| Task prompt |
From the following material, say how many lines have "glyph" in them; write only the number.

| Available data |
^^^^

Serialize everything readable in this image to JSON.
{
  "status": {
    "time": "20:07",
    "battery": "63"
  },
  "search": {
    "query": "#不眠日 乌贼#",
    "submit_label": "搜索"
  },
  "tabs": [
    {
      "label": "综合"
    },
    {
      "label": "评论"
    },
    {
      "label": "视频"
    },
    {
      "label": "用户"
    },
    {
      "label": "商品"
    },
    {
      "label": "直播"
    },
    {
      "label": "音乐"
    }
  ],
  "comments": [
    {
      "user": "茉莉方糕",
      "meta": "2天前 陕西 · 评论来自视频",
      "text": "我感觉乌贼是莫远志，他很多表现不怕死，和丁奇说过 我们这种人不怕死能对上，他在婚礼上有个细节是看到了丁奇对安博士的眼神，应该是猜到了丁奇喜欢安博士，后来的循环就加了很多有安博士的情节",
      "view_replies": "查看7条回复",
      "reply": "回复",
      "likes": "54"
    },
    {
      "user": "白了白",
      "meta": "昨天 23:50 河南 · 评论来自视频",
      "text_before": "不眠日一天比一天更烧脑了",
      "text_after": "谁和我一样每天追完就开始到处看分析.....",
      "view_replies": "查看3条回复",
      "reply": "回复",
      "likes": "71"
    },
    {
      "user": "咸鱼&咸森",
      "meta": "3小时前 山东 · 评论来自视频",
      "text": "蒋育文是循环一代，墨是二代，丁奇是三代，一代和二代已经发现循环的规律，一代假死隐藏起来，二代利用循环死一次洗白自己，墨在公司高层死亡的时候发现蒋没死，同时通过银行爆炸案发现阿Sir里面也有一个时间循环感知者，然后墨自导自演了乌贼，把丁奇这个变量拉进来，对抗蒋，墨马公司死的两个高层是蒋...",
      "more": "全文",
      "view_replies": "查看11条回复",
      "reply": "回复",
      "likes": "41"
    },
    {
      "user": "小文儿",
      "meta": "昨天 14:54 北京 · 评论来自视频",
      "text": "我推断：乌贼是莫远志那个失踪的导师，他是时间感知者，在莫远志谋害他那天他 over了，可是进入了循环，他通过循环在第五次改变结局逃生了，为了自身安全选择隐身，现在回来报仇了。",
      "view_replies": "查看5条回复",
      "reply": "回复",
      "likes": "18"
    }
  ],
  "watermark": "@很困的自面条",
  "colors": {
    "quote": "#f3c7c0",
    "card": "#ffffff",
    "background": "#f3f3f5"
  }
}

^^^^

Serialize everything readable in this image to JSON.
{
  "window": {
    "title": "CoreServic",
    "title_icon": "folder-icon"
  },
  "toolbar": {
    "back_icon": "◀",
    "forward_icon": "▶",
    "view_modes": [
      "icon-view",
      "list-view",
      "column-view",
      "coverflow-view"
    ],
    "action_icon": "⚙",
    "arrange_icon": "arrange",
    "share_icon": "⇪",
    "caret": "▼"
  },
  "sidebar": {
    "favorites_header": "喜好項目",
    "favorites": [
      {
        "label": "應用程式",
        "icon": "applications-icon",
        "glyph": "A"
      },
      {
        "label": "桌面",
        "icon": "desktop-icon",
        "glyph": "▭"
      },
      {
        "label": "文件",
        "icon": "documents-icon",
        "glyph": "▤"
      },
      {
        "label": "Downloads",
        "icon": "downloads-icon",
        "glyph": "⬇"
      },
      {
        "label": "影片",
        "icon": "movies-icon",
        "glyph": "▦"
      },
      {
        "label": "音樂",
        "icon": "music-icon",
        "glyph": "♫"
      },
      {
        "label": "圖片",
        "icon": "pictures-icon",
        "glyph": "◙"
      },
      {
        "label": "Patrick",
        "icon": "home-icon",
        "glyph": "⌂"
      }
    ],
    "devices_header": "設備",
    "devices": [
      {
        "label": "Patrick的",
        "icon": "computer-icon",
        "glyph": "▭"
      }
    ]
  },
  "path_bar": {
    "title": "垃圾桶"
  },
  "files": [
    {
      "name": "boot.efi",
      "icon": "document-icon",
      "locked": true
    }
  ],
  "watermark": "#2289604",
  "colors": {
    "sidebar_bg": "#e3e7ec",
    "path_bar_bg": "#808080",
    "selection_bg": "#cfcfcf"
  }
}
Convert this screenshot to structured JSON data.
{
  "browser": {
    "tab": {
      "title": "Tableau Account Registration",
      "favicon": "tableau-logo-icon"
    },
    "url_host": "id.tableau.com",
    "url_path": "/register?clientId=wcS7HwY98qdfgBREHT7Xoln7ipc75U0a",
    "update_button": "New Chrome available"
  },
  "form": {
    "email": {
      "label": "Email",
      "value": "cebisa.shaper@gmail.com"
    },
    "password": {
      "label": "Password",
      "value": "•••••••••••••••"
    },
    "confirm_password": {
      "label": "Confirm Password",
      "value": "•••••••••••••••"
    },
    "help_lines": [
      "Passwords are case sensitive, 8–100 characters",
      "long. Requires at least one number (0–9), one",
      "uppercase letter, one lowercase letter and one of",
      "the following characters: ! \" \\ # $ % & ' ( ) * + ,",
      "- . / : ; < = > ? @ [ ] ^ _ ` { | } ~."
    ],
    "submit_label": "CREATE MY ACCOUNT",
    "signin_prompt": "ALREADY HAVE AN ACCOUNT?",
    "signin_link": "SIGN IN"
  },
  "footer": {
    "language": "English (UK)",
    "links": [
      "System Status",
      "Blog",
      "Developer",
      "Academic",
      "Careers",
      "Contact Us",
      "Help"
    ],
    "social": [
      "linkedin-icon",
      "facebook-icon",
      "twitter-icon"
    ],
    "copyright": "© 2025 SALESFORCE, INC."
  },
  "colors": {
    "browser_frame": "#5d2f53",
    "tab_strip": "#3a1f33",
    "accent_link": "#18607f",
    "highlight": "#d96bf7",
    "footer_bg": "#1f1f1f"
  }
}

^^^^

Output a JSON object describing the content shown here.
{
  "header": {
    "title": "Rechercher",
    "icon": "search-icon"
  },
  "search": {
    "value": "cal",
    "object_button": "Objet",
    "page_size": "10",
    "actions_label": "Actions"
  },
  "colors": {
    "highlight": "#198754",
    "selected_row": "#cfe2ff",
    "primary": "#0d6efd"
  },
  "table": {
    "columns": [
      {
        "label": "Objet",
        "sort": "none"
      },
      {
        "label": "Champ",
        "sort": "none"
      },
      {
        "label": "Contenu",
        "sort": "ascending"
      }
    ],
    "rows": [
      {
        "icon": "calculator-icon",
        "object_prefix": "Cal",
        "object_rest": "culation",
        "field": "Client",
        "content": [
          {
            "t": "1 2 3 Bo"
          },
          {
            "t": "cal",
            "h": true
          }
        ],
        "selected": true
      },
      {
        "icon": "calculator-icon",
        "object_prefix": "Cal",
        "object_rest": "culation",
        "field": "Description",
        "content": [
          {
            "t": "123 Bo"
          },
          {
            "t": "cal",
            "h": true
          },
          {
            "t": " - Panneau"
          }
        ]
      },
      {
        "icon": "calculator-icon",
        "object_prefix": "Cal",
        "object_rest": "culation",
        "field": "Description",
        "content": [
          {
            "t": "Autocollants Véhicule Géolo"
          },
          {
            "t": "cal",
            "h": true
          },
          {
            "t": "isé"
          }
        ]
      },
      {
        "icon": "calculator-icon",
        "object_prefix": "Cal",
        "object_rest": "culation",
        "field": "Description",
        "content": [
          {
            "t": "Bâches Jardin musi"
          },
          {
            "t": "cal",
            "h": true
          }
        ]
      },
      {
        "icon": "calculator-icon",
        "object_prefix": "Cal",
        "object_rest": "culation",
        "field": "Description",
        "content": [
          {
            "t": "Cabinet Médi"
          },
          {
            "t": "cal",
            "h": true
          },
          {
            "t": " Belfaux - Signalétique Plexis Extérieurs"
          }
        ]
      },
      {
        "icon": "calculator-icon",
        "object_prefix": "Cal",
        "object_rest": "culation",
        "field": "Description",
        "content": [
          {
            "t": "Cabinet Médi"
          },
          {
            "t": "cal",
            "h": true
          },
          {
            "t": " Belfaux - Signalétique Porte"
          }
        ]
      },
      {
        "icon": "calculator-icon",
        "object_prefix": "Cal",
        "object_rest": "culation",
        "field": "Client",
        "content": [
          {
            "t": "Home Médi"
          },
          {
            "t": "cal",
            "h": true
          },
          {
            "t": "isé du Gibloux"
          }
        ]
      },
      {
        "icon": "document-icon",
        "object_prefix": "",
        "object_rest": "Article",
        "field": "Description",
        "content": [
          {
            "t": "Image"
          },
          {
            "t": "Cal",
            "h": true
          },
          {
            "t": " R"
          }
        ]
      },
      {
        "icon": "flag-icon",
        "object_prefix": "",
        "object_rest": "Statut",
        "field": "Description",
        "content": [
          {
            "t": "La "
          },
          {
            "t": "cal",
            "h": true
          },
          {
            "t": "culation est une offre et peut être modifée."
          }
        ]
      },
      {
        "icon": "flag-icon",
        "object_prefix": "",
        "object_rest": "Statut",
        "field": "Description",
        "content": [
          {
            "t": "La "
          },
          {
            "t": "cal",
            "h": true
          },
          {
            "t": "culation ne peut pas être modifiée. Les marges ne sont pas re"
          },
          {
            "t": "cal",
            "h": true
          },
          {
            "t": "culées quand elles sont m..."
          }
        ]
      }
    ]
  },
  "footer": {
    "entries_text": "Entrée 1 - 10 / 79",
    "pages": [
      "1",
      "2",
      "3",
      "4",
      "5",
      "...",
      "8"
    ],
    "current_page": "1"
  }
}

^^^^

| Answer to the exercise |
9